There is growing interest by educators, managers, designers and other professionals in applying the latest thinking in neuroscience to their discipline. They want to know how findings about mirror neuron, brain plasticity, the neurochemistry of emotions, reward circuits and other insights into brain structure and dynamics can help make them better educators, leaders and innovators.
This is good news for cognitive designers. Not only does it create market demand but applying neuroscience requires a good deal of design thinking and informed speculation about psychological-level impacts, two things cognitive designers do for a living.
To see this point in action, check out the excellent post Your Brain at Work. Two respected business scholars look at some of the recent results in neuroscience and what they might mean for organizations and management. Specifically, they discuss creative thinking (innovation), the role of emotions in decision-making, designing rewards that motivate and multitasking.
To improve innovation they suggest we need to better understand the brain’s default network. This is a network of brain regions that is at work even when we are not focused on an external task. The default mode appears to be always running and uses up much of the energy our brain consumes. It may be linked to introspection and could account for the seemingly spontaneous generation of useful ideas when we least expect it.

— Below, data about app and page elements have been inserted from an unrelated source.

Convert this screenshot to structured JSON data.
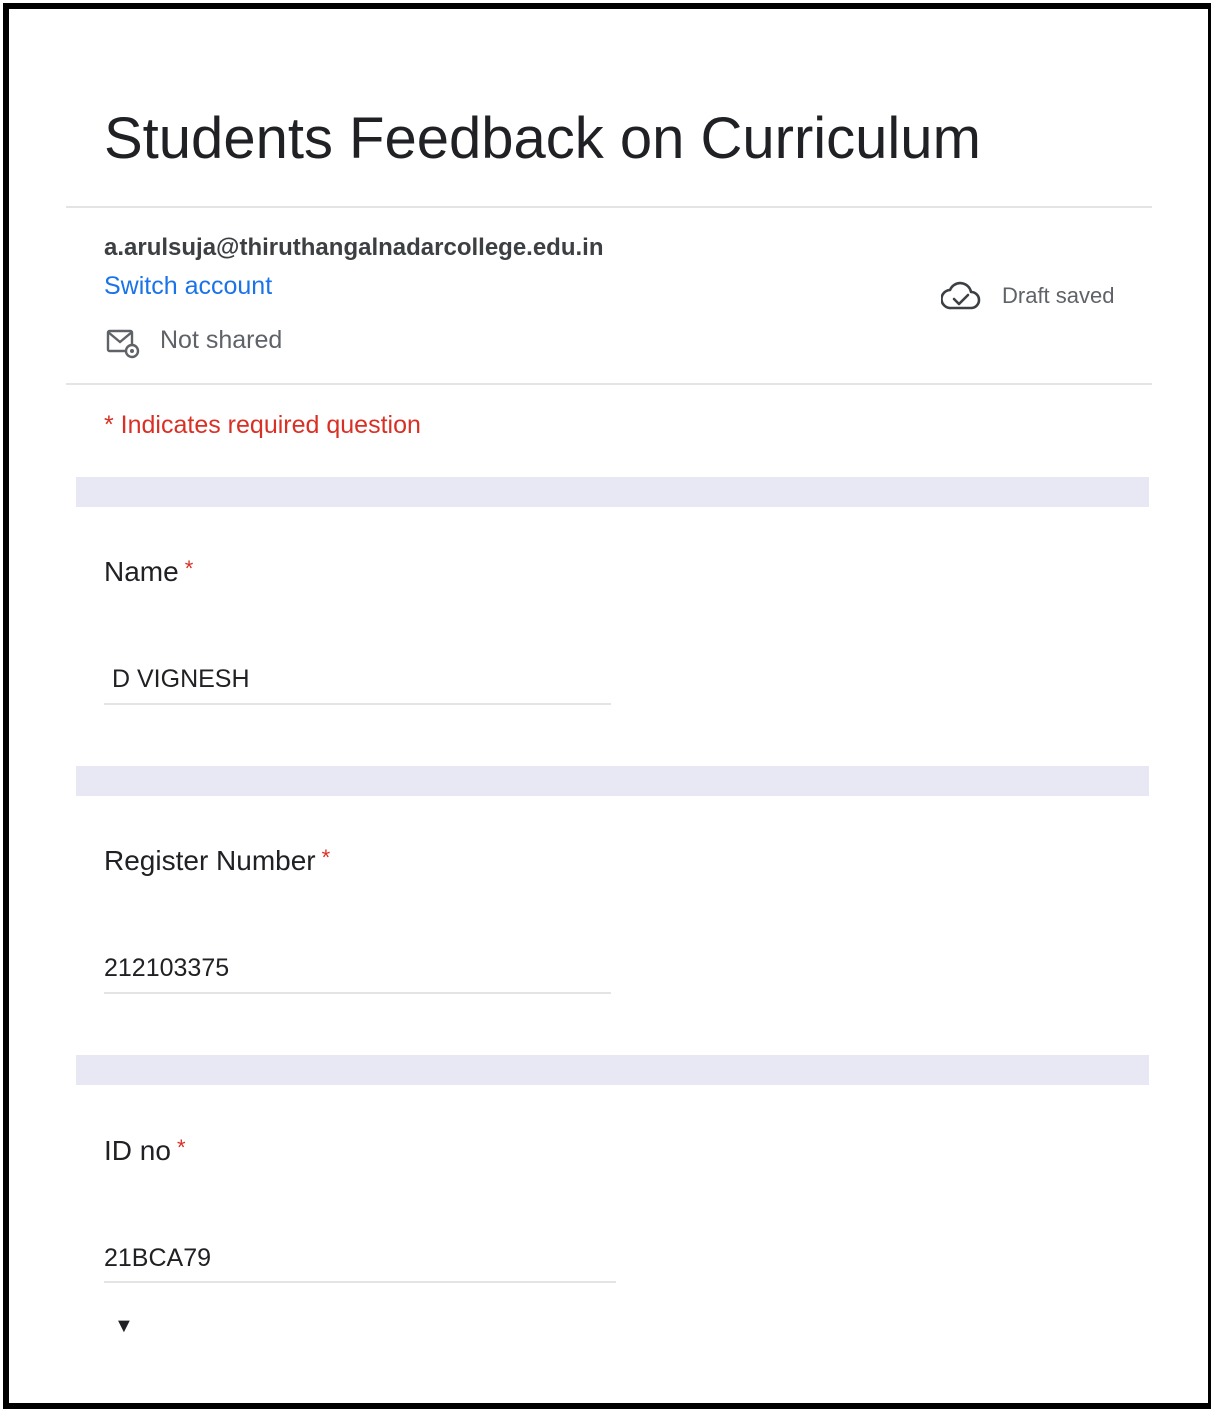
{
  "form": {
    "title": "Students Feedback on Curriculum"
  },
  "account": {
    "email": "a.arulsuja@thiruthangalnadarcollege.edu.in",
    "switch_label": "Switch account",
    "not_shared_label": "Not shared",
    "draft_status": "Draft saved"
  },
  "required_note": "* Indicates required question",
  "questions": [
    {
      "label": "Name",
      "required_mark": "*",
      "answer": "D VIGNESH"
    },
    {
      "label": "Register Number",
      "required_mark": "*",
      "answer": "212103375"
    },
    {
      "label": "ID no",
      "required_mark": "*",
      "answer": "21BCA79"
    }
  ],
  "icons": {
    "mail": "mail-settings-icon",
    "cloud": "cloud-done-icon",
    "arrow": "triangle-down-icon"
  },
  "colors": {
    "link": "#1a73e8",
    "required": "#d93025",
    "band": "#e8e8f4"
  }
}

The authors stress that the default network is also essential for “transcendence” or our ability to shut out the external world and mentally simulate or visualize what it would be like to be in a different place or time. All good stuff for improving creativity but how do we take advantage of it?
The authors are quick to point out that the policy some companies have that allow employees to use 10-20% of company time for their own purposes is not necessarily the best way to leverage the default network. This is true because employees will spend this time working on tasks that require engagement with the external world, not the detachment and reduction of external stimuli needed to unleash of the creative power of the default network.
But what to do? Sit and let your mind wander? Meditate? The authors bring this issue to a fine point:
“But embracing detachment as a work policy is difficult, because it’s extremely hard to quantify the results of practicing it (which also may explain why the free-time programs that do exist are bound by parameters like time frame, percentage of time, and delivery deadline). Nevertheless, you should experiment with total detachment, because it’s a better way to generate breakthrough ideas.”
And this is where the cognitive design comes in. What experiments can you suggest? Please explain how they will leverage the default network to enhance creative thinking in a business setting.
Image source: Business person icon was designed by Honnos Bondor from the Noun Project